At long last, the Zellwegerssance is upon us. Already this year, we've seen Renée Zellweger doing camp for Netflix's What/If, but this is the type of juicy leading role a movie star like her deserves: Portraying Judy Garland in the final year of her life, a performance I've heard should win Zellweger her second Academy Award.
This is a different sort of superhero movie -- the true story of a civil rights lawyer fighting to overturn wrongful death sentences -- but it seems fitting that Shangi-Chi director Destin Daniel Cretton tapped Black Panther's Michael B. Jordan and Captain Marvel's Brie Larson to star alongside Jamie Foxx.
It requires this entire blurb just to list the ensemble cast of writer-director Rian Johnson's soapy whodunit: Toni Collette, Daniel Craig, Jamie Lee Curtis, Ana de Armas, Chris Evans, Don Johnson, Katherine Langford, Riki Lindhome, Jaeden Martell, Christopher Plummer, Michael Shannon and LaKeith Stanfield.
Not to be confused with Meryl Streep's movie about the Pentagon Papers leak -- that's 2017's The Post -- The Laundromat is the Meryl Streep movie about the Panama Papers leak, director Steven Soderbergh's dramedy about financial crime, tax schemes and Gary Oldman's kooky German accent.
I'm hard-pressed to name another actor who has made career choices as fascinating as those of post-Twilight Robert Pattinson. (Kristen Stewart aside, who is heading to TIFF with her own film, Seberg.) Before he dons the Batsuit, Pattinson will slowly go mad opposite Willem Dafoe in this black-and-white arthouse film from The Witch director Robert Eggers.
The team behind Lucy has been rather vague over exactly how inspired it was by the story of Lisa Nowak, the astronaut who drove cross-country to seek revenge on her lover's new girlfriend. Thus far, the trailers for Noah Hawley's feature debut have emphasized the reluctant astronaut-turning-to-Earth over the Natalie Portman possibly wearing an adult diaper.
Oscar season, that period from September through Christmas when the majority of awards-y films are released, is nigh. Make sure your calendar includes Noah Baumbach's latest, described as "a portrait of a marriage breaking up, and a family staying together" and boasting Best Acting-worthy performances from Adam Driver and Scarlett Johansson.

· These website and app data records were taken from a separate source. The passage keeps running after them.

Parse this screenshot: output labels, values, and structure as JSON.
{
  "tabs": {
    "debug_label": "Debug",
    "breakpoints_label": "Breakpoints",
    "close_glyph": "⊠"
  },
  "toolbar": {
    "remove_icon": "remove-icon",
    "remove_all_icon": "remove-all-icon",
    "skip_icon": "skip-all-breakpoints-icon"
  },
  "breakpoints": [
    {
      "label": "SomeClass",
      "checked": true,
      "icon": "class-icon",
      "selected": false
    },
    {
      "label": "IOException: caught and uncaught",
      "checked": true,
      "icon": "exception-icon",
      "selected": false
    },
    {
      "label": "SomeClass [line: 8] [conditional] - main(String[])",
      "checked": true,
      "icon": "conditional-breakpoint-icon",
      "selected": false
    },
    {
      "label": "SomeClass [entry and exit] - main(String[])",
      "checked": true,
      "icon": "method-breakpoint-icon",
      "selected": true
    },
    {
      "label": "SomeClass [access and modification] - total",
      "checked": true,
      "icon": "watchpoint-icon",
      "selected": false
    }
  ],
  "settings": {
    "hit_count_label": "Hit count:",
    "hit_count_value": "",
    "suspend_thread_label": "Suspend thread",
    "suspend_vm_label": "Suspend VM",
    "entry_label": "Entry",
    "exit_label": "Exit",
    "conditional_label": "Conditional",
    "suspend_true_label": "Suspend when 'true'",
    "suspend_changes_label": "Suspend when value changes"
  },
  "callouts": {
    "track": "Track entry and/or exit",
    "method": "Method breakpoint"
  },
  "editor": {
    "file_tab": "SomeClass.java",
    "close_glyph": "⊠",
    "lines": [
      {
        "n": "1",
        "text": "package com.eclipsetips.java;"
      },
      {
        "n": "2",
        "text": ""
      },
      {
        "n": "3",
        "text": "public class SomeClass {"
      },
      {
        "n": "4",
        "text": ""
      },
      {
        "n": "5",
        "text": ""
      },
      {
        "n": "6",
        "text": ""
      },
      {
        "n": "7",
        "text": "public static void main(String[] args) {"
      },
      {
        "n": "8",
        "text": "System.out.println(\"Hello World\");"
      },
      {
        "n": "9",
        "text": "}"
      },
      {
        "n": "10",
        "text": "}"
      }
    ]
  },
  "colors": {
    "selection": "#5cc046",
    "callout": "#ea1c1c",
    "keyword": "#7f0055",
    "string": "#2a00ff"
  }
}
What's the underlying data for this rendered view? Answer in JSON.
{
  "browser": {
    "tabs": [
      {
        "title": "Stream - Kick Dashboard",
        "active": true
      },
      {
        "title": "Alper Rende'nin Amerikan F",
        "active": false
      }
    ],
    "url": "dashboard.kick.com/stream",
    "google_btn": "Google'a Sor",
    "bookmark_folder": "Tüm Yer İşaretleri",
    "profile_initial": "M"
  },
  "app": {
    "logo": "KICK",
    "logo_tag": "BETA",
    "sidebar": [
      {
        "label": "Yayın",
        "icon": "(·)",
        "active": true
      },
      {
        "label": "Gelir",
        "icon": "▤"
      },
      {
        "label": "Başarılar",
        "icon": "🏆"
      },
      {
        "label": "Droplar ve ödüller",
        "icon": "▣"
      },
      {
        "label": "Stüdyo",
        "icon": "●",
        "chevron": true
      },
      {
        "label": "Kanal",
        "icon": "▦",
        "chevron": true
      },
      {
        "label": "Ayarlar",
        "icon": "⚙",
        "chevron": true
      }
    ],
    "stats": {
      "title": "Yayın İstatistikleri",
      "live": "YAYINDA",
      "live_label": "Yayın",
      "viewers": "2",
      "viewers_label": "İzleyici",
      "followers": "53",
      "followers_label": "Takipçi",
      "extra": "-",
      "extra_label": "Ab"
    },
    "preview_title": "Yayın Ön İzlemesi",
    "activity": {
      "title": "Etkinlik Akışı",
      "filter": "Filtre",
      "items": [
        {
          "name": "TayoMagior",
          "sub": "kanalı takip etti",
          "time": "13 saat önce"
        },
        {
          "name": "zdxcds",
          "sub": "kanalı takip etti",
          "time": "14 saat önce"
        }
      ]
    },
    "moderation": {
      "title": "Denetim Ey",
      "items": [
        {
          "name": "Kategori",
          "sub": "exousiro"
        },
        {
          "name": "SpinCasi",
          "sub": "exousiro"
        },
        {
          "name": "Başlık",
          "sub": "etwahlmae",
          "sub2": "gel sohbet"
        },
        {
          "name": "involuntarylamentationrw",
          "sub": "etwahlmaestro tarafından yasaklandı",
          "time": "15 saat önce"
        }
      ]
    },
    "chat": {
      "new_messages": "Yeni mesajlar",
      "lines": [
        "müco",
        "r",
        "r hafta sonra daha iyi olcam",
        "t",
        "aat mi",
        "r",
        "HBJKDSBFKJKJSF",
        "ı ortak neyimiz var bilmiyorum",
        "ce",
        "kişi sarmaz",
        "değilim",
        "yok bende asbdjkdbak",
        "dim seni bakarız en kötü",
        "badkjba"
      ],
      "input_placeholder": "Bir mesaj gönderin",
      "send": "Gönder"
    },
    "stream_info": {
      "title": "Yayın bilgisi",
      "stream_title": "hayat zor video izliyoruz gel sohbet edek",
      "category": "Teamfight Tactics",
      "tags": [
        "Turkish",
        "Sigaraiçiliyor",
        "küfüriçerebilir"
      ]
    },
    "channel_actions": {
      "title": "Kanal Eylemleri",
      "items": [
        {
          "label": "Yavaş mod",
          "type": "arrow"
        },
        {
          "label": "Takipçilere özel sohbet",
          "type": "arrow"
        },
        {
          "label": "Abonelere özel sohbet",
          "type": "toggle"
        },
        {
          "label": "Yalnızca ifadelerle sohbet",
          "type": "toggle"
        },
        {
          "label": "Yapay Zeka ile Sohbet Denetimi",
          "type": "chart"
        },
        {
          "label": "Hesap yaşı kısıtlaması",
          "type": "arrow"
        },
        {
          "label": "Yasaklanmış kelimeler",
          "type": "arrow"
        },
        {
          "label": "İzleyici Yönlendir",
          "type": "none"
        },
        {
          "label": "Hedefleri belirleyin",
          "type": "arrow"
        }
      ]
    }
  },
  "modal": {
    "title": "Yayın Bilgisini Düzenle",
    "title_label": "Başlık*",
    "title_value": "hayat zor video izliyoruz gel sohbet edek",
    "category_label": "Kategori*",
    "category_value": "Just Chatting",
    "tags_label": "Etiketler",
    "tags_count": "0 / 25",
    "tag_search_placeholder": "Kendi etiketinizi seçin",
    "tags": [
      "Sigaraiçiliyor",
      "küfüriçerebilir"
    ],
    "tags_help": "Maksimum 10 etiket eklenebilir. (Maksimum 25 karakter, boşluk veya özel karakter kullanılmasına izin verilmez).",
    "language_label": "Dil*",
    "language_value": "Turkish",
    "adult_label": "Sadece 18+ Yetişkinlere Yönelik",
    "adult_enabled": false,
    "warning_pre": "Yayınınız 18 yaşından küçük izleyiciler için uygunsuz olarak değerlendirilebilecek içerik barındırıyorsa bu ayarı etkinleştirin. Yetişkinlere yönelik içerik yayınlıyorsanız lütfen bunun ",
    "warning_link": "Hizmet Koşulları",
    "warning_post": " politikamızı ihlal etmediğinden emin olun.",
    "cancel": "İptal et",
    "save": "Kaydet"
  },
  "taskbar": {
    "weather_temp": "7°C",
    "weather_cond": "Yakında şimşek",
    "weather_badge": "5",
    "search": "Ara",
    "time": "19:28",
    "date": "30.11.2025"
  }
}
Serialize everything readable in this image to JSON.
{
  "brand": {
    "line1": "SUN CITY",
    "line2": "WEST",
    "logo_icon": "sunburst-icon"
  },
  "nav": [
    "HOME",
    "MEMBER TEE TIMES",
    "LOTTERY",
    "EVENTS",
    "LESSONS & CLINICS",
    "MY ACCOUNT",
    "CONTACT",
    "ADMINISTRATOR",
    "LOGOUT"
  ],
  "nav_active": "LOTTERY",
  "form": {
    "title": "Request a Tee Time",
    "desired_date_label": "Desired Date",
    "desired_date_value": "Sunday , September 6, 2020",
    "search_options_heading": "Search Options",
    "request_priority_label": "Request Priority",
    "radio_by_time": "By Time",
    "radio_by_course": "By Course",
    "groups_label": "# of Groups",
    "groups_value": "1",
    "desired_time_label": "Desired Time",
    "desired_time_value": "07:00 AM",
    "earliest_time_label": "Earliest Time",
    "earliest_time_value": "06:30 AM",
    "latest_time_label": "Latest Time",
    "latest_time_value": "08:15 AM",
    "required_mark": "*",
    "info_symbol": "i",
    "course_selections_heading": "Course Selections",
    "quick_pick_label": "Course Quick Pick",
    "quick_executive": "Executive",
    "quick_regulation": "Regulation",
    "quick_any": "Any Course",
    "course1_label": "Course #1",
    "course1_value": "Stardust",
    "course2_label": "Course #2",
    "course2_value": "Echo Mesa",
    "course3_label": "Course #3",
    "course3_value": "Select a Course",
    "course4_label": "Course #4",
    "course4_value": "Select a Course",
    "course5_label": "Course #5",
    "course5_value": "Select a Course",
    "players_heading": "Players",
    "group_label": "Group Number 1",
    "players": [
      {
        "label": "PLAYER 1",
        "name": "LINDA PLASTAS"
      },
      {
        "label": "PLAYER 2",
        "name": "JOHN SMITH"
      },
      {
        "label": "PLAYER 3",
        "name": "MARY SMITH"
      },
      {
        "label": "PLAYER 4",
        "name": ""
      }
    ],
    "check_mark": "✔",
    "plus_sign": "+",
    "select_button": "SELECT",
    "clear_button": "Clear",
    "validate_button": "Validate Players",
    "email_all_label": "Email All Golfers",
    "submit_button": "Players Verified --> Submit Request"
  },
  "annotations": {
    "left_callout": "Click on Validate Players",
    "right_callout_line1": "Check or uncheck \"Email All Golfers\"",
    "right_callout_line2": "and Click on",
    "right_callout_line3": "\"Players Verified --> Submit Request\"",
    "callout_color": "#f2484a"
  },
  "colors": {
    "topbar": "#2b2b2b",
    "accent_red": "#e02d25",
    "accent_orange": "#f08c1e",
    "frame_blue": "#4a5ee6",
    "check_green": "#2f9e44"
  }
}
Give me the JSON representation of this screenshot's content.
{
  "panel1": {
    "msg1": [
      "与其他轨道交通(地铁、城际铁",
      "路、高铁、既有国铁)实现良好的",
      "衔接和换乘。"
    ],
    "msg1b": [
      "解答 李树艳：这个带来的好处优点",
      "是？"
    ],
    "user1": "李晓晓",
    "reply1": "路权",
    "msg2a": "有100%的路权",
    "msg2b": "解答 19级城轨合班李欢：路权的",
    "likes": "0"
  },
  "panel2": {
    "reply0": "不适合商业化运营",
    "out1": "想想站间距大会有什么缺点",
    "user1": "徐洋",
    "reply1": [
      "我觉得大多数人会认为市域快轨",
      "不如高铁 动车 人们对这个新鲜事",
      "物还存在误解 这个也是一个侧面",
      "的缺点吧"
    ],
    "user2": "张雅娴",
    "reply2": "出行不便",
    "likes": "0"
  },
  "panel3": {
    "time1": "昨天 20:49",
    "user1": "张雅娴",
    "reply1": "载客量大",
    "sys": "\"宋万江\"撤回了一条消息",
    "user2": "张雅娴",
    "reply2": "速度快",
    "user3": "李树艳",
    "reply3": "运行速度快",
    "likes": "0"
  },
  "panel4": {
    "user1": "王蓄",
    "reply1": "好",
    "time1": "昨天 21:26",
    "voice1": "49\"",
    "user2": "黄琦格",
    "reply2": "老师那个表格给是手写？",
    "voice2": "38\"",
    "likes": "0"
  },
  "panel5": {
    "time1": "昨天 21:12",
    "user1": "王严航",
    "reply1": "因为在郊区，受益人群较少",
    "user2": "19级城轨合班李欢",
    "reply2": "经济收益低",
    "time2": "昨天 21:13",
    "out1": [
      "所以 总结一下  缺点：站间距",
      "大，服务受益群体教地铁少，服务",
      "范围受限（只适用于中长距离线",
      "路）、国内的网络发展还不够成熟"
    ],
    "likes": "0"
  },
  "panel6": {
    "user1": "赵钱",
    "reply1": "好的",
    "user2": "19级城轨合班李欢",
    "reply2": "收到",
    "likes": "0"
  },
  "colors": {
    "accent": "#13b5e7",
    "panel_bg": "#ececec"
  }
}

Korean auteur Bong Joon Ho (the director behind Okja and Snowpiercer) premiered his latest work at Cannes earlier this year and won the festival's top prize, the Palme d'Or. Now, Parasite, a tale of haves and have nots following two families on opposite ends of the class struggle, continues on to Toronto in hopes of picking up awards seasons steam.
We also have our eye on:Abominable with Chloe Bennet and Sarah Paulson; The Aeronautswith Felicity Jones and Eddie Redmayne; American Sonwith Kerry Washington; Bad Education with Hugh Jackman and Allison Janney; Dolemite Is My Namewith Eddie Myrphy; Ford v Ferrariwith Christian Bale and Matt Damon; The Personal History of David Copperfield with Dev Patel; Seberg with Kristen Stewart and Margaret Qualley; and Uncut Gems starring Adam Sandler.